JEFFERSON CITY — Key Missouri lawmakers say a prescription drug monitoring program that Republican Gov. Eric Greitens created through an executive order doesn't go far enough and that legislation is still needed.
At issue is the program's focus on overprescribing doctors instead of doctor-shopping patients. The St. Louis Post-Dispatch reports that Greitens' plan differs significantly from what has been debated in the Legislature and what is in place in other states and in more than 26 counties and jurisdictions across Missouri.
That's because Greitens' system won't allow doctors to see if a patient has already been prescribed an opioid before writing a new prescription. His plan is focused on analyzing prescription and dispensing data in an effort to target what he described as "pill mills" that pump out prescription drugs at "dangerous and unlawful levels."
Sen. Dave Schatz, a Sullivan Republican, said a statewide program similar to one he shepherded through the Senate this spring remains the long-term goal.
"What this tool ultimately boils down to is to allow doctors to make informed decisions when prescribing," Schatz said of his bill.
In the House, Democratic leader Gail McCann Beatty, of Kansas City, called Greitens' plan a "publicity stunt."
"House Democrats believe strongly in creating a real statewide prescription monitoring program, but the only way that can happen is if the Legislature enacts a law authorizing one. If the governor sincerely wants to address the opioid crisis, then he should work to convince Republican lawmakers to support the necessary legislation," McCann Beatty said.

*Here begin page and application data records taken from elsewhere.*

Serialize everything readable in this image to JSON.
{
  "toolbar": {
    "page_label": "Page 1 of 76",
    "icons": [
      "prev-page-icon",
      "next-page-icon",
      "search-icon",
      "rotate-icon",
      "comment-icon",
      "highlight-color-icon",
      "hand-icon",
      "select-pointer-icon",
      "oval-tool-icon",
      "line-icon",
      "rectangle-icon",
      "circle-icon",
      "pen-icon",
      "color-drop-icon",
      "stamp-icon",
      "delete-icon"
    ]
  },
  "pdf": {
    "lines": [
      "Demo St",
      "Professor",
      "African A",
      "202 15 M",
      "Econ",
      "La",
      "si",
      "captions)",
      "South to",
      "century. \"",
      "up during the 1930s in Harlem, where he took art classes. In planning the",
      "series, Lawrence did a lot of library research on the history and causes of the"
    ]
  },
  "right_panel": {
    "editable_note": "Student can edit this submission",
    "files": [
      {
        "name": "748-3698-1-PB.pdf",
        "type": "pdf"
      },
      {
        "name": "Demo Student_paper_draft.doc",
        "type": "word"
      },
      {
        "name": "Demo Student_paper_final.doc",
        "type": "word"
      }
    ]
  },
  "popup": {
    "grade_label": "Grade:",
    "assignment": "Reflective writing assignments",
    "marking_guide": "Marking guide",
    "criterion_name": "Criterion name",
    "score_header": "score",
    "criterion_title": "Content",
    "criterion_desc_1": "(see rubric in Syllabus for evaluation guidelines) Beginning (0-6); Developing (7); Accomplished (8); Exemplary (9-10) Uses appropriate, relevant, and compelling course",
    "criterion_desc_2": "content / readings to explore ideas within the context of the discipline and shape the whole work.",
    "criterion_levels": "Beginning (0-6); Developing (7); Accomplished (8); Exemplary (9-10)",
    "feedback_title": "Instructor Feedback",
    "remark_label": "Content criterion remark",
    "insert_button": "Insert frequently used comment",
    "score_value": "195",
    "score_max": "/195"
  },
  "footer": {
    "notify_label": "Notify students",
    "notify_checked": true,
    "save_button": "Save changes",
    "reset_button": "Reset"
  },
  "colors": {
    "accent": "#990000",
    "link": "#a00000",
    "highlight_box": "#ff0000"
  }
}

On Tuesday, Department of Health and Senior Services Director Randall Williams acknowledged the program is just one piece of a more comprehensive push to address the abuse of painkillers.
"It's a start," he said. "Obviously we need to build out."
The governor's plan drew concern from St. Louis County Executive Steve Stenger, who worried that it could affect a monitoring program he launched that is being pieced together across the state on a county level. Currently, in the absence of a statewide program, more than two dozen counties covering 58 percent of the state's population have implemented their own monitoring program. More are set to join next month.
"This is not in any way competitive with the St. Louis model," Williams said. "We think they are complementary."
Schatz said that, despite the need for a more comprehensive monitoring program, he credits the governor for shining a spotlight on the issue of opioid addiction.
"I think it continues to bring emphasis on the problem that exists," Schatz said.